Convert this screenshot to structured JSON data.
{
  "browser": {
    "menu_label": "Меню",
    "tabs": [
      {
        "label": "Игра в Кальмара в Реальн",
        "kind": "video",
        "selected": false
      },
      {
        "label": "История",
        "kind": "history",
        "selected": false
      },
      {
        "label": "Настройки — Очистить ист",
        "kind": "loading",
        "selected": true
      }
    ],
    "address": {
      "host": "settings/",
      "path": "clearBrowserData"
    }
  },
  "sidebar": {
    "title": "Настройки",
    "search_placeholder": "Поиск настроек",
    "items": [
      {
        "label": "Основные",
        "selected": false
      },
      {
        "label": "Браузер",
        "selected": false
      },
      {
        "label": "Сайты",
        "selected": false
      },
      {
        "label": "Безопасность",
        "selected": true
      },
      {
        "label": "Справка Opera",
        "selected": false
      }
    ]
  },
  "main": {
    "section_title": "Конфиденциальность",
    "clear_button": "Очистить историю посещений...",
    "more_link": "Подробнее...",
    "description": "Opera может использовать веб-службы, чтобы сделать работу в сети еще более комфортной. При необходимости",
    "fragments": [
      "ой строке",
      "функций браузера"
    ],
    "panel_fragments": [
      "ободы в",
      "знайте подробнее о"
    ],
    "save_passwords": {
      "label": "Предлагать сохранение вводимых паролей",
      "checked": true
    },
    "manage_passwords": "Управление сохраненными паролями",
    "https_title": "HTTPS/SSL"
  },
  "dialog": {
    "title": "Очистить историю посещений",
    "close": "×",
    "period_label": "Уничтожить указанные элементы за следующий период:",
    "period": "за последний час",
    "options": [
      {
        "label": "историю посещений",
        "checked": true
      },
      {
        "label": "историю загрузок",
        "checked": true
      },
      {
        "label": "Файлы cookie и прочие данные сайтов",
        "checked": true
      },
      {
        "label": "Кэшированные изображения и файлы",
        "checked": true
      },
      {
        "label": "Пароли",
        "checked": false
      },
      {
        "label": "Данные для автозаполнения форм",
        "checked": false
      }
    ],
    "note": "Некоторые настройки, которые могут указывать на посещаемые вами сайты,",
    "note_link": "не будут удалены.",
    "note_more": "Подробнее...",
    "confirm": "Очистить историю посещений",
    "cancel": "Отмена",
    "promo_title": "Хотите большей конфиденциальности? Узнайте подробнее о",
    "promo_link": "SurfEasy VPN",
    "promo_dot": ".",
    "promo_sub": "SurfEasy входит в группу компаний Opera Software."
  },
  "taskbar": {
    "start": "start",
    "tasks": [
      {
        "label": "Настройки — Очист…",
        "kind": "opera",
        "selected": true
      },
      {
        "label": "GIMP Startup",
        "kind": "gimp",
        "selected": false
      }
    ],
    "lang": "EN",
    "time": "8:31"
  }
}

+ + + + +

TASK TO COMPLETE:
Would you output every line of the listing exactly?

RESPONSE TO THIS EXERCISE:
Convert this screenshot to structured JSON data.
{
  "browser": {
    "menu_label": "Меню",
    "tabs": [
      {
        "label": "Игра в Кальмара в Реальн",
        "kind": "video",
        "selected": false
      },
      {
        "label": "История",
        "kind": "history",
        "selected": false
      },
      {
        "label": "Настройки — Очистить ист",
        "kind": "loading",
        "selected": true
      }
    ],
    "address": {
      "host": "settings/",
      "path": "clearBrowserData"
    }
  },
  "sidebar": {
    "title": "Настройки",
    "search_placeholder": "Поиск настроек",
    "items": [
      {
        "label": "Основные",
        "selected": false
      },
      {
        "label": "Браузер",
        "selected": false
      },
      {
        "label": "Сайты",
        "selected": false
      },
      {
        "label": "Безопасность",
        "selected": true
      },
      {
        "label": "Справка Opera",
        "selected": false
      }
    ]
  },
  "main": {
    "section_title": "Конфиденциальность",
    "clear_button": "Очистить историю посещений...",
    "more_link": "Подробнее...",
    "description": "Opera может использовать веб-службы, чтобы сделать работу в сети еще более комфортной. При необходимости",
    "fragments": [
      "ой строке",
      "функций браузера"
    ],
    "panel_fragments": [
      "ободы в",
      "знайте подробнее о"
    ],
    "save_passwords": {
      "label": "Предлагать сохранение вводимых паролей",
      "checked": true
    },
    "manage_passwords": "Управление сохраненными паролями",
    "https_title": "HTTPS/SSL"
  },
  "dialog": {
    "title": "Очистить историю посещений",
    "close": "×",
    "period_label": "Уничтожить указанные элементы за следующий период:",
    "period": "за последний час",
    "options": [
      {
        "label": "историю посещений",
        "checked": true
      },
      {
        "label": "историю загрузок",
        "checked": true
      },
      {
        "label": "Файлы cookie и прочие данные сайтов",
        "checked": true
      },
      {
        "label": "Кэшированные изображения и файлы",
        "checked": true
      },
      {
        "label": "Пароли",
        "checked": false
      },
      {
        "label": "Данные для автозаполнения форм",
        "checked": false
      }
    ],
    "note": "Некоторые настройки, которые могут указывать на посещаемые вами сайты,",
    "note_link": "не будут удалены.",
    "note_more": "Подробнее...",
    "confirm": "Очистить историю посещений",
    "cancel": "Отмена",
    "promo_title": "Хотите большей конфиденциальности? Узнайте подробнее о",
    "promo_link": "SurfEasy VPN",
    "promo_dot": ".",
    "promo_sub": "SurfEasy входит в группу компаний Opera Software."
  },
  "taskbar": {
    "start": "start",
    "tasks": [
      {
        "label": "Настройки — Очист…",
        "kind": "opera",
        "selected": true
      },
      {
        "label": "GIMP Startup",
        "kind": "gimp",
        "selected": false
      }
    ],
    "lang": "EN",
    "time": "8:31"
  }
}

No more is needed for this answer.